▸ **WHAT NEEDS TO BE DONE**:
Your reply should contain every record, restated word for word.

▸ **Stored records**:
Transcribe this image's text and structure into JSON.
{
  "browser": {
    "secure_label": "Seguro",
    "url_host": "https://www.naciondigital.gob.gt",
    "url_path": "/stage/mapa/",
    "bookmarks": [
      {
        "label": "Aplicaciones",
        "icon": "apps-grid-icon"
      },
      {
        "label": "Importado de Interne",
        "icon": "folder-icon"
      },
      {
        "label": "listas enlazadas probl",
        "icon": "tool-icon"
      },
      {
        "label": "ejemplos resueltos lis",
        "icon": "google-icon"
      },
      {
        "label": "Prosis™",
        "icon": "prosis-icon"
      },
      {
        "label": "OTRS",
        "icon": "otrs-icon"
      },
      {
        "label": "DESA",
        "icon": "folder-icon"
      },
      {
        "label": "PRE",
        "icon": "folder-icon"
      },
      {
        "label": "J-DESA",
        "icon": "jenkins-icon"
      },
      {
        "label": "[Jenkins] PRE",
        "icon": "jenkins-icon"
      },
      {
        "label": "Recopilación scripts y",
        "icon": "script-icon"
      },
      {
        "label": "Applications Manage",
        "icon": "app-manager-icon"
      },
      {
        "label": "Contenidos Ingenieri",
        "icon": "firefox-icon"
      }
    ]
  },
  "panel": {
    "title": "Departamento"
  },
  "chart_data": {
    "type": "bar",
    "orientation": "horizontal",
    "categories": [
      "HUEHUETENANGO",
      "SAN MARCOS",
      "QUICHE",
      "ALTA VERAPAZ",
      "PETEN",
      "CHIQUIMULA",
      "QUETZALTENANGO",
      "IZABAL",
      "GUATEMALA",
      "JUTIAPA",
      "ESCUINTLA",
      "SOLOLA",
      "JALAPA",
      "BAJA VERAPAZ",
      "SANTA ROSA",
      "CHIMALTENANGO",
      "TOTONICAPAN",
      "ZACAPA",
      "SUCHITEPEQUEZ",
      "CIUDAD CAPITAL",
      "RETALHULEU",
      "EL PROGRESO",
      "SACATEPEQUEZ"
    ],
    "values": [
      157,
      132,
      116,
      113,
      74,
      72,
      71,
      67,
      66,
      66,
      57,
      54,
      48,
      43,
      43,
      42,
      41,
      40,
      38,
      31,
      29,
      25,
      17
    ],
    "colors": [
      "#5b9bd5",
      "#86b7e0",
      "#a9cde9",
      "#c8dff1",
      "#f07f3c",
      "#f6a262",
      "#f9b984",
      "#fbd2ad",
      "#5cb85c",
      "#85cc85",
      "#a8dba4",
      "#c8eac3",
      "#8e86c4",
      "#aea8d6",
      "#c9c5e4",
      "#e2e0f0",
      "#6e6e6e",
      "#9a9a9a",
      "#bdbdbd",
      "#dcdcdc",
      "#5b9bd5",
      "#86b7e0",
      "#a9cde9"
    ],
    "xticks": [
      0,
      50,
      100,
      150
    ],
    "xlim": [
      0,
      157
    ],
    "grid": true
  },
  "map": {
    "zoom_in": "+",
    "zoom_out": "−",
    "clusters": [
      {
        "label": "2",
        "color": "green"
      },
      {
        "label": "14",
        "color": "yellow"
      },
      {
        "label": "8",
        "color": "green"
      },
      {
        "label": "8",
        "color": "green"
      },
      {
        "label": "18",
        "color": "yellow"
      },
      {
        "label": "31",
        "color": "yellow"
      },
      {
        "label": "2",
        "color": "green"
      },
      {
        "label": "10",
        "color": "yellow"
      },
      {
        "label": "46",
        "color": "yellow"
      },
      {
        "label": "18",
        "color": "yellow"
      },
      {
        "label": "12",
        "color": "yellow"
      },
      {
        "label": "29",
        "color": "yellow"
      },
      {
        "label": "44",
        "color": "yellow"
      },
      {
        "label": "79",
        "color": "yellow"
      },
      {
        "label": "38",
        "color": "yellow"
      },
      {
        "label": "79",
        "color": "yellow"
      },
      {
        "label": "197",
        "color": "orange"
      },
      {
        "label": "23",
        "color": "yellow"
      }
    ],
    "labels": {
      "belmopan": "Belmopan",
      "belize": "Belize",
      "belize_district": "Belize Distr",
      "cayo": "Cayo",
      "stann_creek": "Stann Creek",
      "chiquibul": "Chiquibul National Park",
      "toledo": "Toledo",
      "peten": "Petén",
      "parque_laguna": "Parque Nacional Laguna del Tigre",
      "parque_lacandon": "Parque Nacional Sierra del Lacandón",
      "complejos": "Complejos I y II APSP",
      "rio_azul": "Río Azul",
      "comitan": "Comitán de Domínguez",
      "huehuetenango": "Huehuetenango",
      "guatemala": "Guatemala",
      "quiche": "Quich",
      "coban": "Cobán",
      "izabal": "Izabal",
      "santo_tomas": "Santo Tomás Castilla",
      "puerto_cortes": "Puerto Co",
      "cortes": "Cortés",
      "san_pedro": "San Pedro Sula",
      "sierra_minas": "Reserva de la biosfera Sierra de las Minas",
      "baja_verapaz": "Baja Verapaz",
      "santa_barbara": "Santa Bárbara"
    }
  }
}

▸ **ANSWER TO THIS EXERCISE**:
Transcribe this image's text and structure into JSON.
{
  "browser": {
    "secure_label": "Seguro",
    "url_host": "https://www.naciondigital.gob.gt",
    "url_path": "/stage/mapa/",
    "bookmarks": [
      {
        "label": "Aplicaciones",
        "icon": "apps-grid-icon"
      },
      {
        "label": "Importado de Interne",
        "icon": "folder-icon"
      },
      {
        "label": "listas enlazadas probl",
        "icon": "tool-icon"
      },
      {
        "label": "ejemplos resueltos lis",
        "icon": "google-icon"
      },
      {
        "label": "Prosis™",
        "icon": "prosis-icon"
      },
      {
        "label": "OTRS",
        "icon": "otrs-icon"
      },
      {
        "label": "DESA",
        "icon": "folder-icon"
      },
      {
        "label": "PRE",
        "icon": "folder-icon"
      },
      {
        "label": "J-DESA",
        "icon": "jenkins-icon"
      },
      {
        "label": "[Jenkins] PRE",
        "icon": "jenkins-icon"
      },
      {
        "label": "Recopilación scripts y",
        "icon": "script-icon"
      },
      {
        "label": "Applications Manage",
        "icon": "app-manager-icon"
      },
      {
        "label": "Contenidos Ingenieri",
        "icon": "firefox-icon"
      }
    ]
  },
  "panel": {
    "title": "Departamento"
  },
  "chart_data": {
    "type": "bar",
    "orientation": "horizontal",
    "categories": [
      "HUEHUETENANGO",
      "SAN MARCOS",
      "QUICHE",
      "ALTA VERAPAZ",
      "PETEN",
      "CHIQUIMULA",
      "QUETZALTENANGO",
      "IZABAL",
      "GUATEMALA",
      "JUTIAPA",
      "ESCUINTLA",
      "SOLOLA",
      "JALAPA",
      "BAJA VERAPAZ",
      "SANTA ROSA",
      "CHIMALTENANGO",
      "TOTONICAPAN",
      "ZACAPA",
      "SUCHITEPEQUEZ",
      "CIUDAD CAPITAL",
      "RETALHULEU",
      "EL PROGRESO",
      "SACATEPEQUEZ"
    ],
    "values": [
      157,
      132,
      116,
      113,
      74,
      72,
      71,
      67,
      66,
      66,
      57,
      54,
      48,
      43,
      43,
      42,
      41,
      40,
      38,
      31,
      29,
      25,
      17
    ],
    "colors": [
      "#5b9bd5",
      "#86b7e0",
      "#a9cde9",
      "#c8dff1",
      "#f07f3c",
      "#f6a262",
      "#f9b984",
      "#fbd2ad",
      "#5cb85c",
      "#85cc85",
      "#a8dba4",
      "#c8eac3",
      "#8e86c4",
      "#aea8d6",
      "#c9c5e4",
      "#e2e0f0",
      "#6e6e6e",
      "#9a9a9a",
      "#bdbdbd",
      "#dcdcdc",
      "#5b9bd5",
      "#86b7e0",
      "#a9cde9"
    ],
    "xticks": [
      0,
      50,
      100,
      150
    ],
    "xlim": [
      0,
      157
    ],
    "grid": true
  },
  "map": {
    "zoom_in": "+",
    "zoom_out": "−",
    "clusters": [
      {
        "label": "2",
        "color": "green"
      },
      {
        "label": "14",
        "color": "yellow"
      },
      {
        "label": "8",
        "color": "green"
      },
      {
        "label": "8",
        "color": "green"
      },
      {
        "label": "18",
        "color": "yellow"
      },
      {
        "label": "31",
        "color": "yellow"
      },
      {
        "label": "2",
        "color": "green"
      },
      {
        "label": "10",
        "color": "yellow"
      },
      {
        "label": "46",
        "color": "yellow"
      },
      {
        "label": "18",
        "color": "yellow"
      },
      {
        "label": "12",
        "color": "yellow"
      },
      {
        "label": "29",
        "color": "yellow"
      },
      {
        "label": "44",
        "color": "yellow"
      },
      {
        "label": "79",
        "color": "yellow"
      },
      {
        "label": "38",
        "color": "yellow"
      },
      {
        "label": "79",
        "color": "yellow"
      },
      {
        "label": "197",
        "color": "orange"
      },
      {
        "label": "23",
        "color": "yellow"
      }
    ],
    "labels": {
      "belmopan": "Belmopan",
      "belize": "Belize",
      "belize_district": "Belize Distr",
      "cayo": "Cayo",
      "stann_creek": "Stann Creek",
      "chiquibul": "Chiquibul National Park",
      "toledo": "Toledo",
      "peten": "Petén",
      "parque_laguna": "Parque Nacional Laguna del Tigre",
      "parque_lacandon": "Parque Nacional Sierra del Lacandón",
      "complejos": "Complejos I y II APSP",
      "rio_azul": "Río Azul",
      "comitan": "Comitán de Domínguez",
      "huehuetenango": "Huehuetenango",
      "guatemala": "Guatemala",
      "quiche": "Quich",
      "coban": "Cobán",
      "izabal": "Izabal",
      "santo_tomas": "Santo Tomás Castilla",
      "puerto_cortes": "Puerto Co",
      "cortes": "Cortés",
      "san_pedro": "San Pedro Sula",
      "sierra_minas": "Reserva de la biosfera Sierra de las Minas",
      "baja_verapaz": "Baja Verapaz",
      "santa_barbara": "Santa Bárbara"
    }
  }
}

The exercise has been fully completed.